Who Is a “Parent”?
Vermont recognizes Janet as Isabella’s parent; Virginia does not. Traditionally, courts have defined “parent” biologically.
Oh well then, if my parents and I lived in Virginia (or a state with a like-minded family court system) then both of them would be screwed because they adopted me. None of them would be my parents by Virginia’s narrow definition of what makes you a parent.
But as non-traditional families have become more common, advocates have pushed for a definition of a parent based on nurture, not on nature. Such a definition would recognize parental rights for women like Janet who, although not biologically related, is considered, in the eyes of many, Isabella’s other parent.
In the Miller-Jenkins custody battle, Virginia follows the purely biological definition of a parent. Vermont, following Judge William D. Cohen’s decision to award Janet visitation rights in the initial custody case, recognizes parental rights as stemming from the civil union and the couple’s intent to have and raise the child together. Vermont’s decision can be seen as a victory for same-sex couples, since it adds parenthood to the rights that same-sex couples gain through a formal union.
Although the legal conflict lies between the states of Vermont and Virginia, the Miller-Jenkins custody fight also invoked two potentially conflicting federal laws … the Defense of Marriage Act (DOMA) and the Parental Kidnapping Protection Act (PKPA).
DOMA allows one state to reject a same-sex marriage or civil union formed in another state. PKPA, designed to protect children at the center of what are often vicious custody battles, requires a state court to refuse to grant a new custody order when one has already been issued by another state.
The Virginia state court invoked DOMA as a basis for ignoring PKPA in the Miller-Jenkins custody case. It held that, because Virginia law did not recognize the couple’s civil union, it would not recognize the parental rights granted to Janet from the union.
The Virginia decision, if upheld, would prevent PKPA from protecting children born to same-sex couples from being kidnapped by one parent.
All to prove how much they (Virginia) despise same-sex relationships and will do everything in its power to destroy same-sex headed families. To you know, just prove a point. So ‘family-oriented’ aren’t they?
Whose Best Interests?
Greg Nevins, Janet Miller-Jenkins’ lawyer at Lambda Legal, says that the true purpose of PKPA, to protect the best interests of all children in custody disputes, is at the heart of the case. “There is no gay exception to this rule,” he says. “It applies to everyone.”
The outcome of Miller-Jenkins will be a powerful indicator of where this country stands on the treatment of lesbian and gay parents and their children.
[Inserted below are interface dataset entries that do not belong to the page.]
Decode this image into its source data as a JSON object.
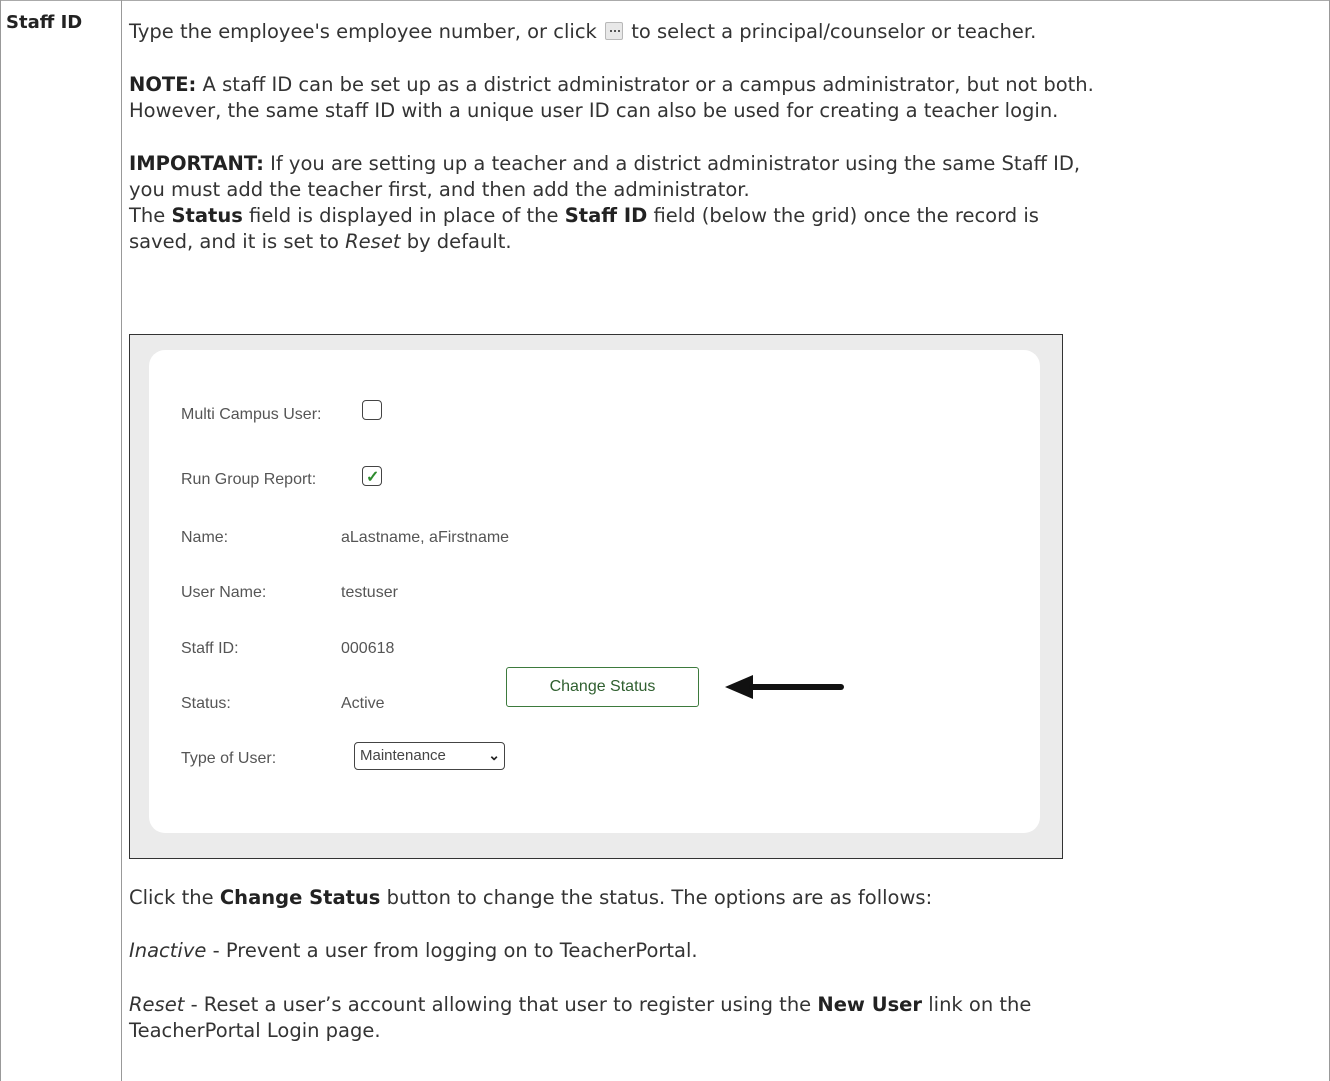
{
  "term": "Staff ID",
  "paragraphs": {
    "intro_before": "Type the employee's employee number, or click",
    "intro_after": "to select a principal/counselor or teacher.",
    "note_label": "NOTE:",
    "note_line1": "A staff ID can be set up as a district administrator or a campus administrator, but not both.",
    "note_line2": "However, the same staff ID with a unique user ID can also be used for creating a teacher login.",
    "important_label": "IMPORTANT:",
    "important_line1": "If you are setting up a teacher and a district administrator using the same Staff ID,",
    "important_line2": "you must add the teacher first, and then add the administrator.",
    "status_the": "The",
    "status_word": "Status",
    "status_mid": "field is displayed in place of the",
    "staffid_word": "Staff ID",
    "status_end": "field (below the grid) once the record is",
    "saved_pre": "saved, and it is set to",
    "saved_reset": "Reset",
    "saved_post": "by default.",
    "click_pre": "Click the",
    "click_btn": "Change Status",
    "click_post": "button to change the status. The options are as follows:",
    "inactive_term": "Inactive",
    "inactive_desc": "- Prevent a user from logging on to TeacherPortal.",
    "reset_term": "Reset",
    "reset_desc1": "- Reset a user’s account allowing that user to register using the",
    "reset_link": "New User",
    "reset_desc2": "link on the",
    "reset_line2": "TeacherPortal Login page."
  },
  "icons": {
    "select_button": "ellipsis-button-icon",
    "arrow": "left-arrow-icon"
  },
  "form": {
    "multi_campus_label": "Multi Campus User:",
    "multi_campus_checked": false,
    "run_group_label": "Run Group Report:",
    "run_group_checked": true,
    "name_label": "Name:",
    "name_value": "aLastname, aFirstname",
    "username_label": "User Name:",
    "username_value": "testuser",
    "staffid_label": "Staff ID:",
    "staffid_value": "000618",
    "status_label": "Status:",
    "status_value": "Active",
    "change_status_button": "Change Status",
    "type_label": "Type of User:",
    "type_value": "Maintenance"
  },
  "colors": {
    "button_border": "#3d7a3d",
    "check": "#2e8b2e"
  }
}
Ruthann Robson, professor of law at City University of New York Law School in Queens and an expert in lesbian and gay legal theory, says, “The fight among the states is not merely about jurisdiction but about drastically differing versions of family, marriage, and good citizenship.”
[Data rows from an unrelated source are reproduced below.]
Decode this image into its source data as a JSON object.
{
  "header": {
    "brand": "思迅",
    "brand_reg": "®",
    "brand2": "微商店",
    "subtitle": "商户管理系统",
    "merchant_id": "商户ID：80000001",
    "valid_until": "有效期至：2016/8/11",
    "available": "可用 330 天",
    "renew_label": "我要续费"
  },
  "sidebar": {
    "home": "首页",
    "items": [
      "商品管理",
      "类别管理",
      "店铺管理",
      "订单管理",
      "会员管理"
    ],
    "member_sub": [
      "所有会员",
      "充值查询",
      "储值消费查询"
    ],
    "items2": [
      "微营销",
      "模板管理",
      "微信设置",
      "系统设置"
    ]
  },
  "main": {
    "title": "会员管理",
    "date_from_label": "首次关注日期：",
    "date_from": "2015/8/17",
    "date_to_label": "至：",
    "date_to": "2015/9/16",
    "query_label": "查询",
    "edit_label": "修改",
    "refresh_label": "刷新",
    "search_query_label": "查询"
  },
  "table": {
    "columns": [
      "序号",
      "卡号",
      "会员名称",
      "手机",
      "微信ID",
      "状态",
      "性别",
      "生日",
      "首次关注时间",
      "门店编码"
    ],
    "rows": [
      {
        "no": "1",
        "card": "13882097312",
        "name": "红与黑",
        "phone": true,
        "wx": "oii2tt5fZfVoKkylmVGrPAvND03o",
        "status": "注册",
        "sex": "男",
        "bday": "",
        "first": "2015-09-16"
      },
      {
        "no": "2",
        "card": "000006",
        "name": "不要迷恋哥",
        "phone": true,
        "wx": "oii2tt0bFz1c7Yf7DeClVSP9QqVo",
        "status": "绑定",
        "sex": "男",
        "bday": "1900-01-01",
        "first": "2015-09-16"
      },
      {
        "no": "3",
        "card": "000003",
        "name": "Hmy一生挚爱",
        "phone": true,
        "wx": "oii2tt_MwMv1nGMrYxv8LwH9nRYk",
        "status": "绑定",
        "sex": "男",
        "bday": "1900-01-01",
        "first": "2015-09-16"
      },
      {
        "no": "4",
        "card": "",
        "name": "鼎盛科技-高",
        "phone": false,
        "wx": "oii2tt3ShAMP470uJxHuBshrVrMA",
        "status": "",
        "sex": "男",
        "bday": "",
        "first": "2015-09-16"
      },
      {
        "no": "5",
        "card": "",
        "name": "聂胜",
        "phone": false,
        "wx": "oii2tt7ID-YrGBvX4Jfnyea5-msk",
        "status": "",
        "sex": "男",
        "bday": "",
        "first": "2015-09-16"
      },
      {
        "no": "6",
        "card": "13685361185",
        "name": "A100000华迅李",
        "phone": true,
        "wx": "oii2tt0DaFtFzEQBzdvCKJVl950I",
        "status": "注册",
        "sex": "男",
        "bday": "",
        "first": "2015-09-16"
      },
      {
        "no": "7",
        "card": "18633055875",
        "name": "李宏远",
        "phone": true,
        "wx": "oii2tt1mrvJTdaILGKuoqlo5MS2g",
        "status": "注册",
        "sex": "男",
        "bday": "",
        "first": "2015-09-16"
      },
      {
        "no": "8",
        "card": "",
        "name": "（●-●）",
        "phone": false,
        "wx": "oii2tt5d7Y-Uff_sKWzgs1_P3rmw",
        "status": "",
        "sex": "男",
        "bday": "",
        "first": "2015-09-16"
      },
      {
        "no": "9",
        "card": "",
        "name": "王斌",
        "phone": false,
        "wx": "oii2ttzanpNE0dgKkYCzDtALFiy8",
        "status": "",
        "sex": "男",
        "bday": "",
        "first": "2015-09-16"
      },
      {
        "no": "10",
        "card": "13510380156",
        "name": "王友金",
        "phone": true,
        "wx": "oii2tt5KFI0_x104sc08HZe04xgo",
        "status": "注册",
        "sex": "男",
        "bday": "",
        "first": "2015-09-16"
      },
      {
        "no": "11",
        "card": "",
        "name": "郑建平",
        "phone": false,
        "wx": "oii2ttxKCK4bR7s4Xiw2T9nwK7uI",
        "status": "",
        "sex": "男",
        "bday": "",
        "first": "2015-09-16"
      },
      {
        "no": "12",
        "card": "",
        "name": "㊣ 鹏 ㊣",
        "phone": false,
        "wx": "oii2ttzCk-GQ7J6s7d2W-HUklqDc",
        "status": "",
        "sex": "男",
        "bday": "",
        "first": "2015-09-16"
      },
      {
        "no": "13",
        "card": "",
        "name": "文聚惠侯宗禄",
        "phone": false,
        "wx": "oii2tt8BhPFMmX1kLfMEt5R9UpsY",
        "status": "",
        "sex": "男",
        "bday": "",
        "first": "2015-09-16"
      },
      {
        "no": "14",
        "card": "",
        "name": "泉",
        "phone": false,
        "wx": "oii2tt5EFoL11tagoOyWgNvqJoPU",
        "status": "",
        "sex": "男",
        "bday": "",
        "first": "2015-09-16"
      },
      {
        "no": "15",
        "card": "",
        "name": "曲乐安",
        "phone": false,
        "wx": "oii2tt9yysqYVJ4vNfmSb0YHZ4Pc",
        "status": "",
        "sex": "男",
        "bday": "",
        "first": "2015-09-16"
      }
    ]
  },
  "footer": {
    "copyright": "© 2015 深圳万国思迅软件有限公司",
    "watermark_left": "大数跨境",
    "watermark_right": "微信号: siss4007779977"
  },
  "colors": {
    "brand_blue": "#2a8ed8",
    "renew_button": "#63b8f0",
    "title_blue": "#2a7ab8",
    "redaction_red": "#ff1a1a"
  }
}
In a society in which more than 1,100 federal benefits and legal protections are reserved for couples who are legally married, bans against gay marriage and same-sex civil unions leave thousands of lesbians, gay men, and their families defenseless. And as more and more states seek to ban gay marriage and same-sex civil unions outright, it is becoming increasingly difficult to predict how the rights of same-sex couples and their families will be protected.
Unless those with a particular agenda out to destroy and even prevent same-sex families from becoming have anything to say about it. And they do and they’re working ever closer to return us to the times when ‘family’ and ‘parenthood’ were defined by the narrow views of certain individuals in power, prejudiced against “non-traditional” families and people.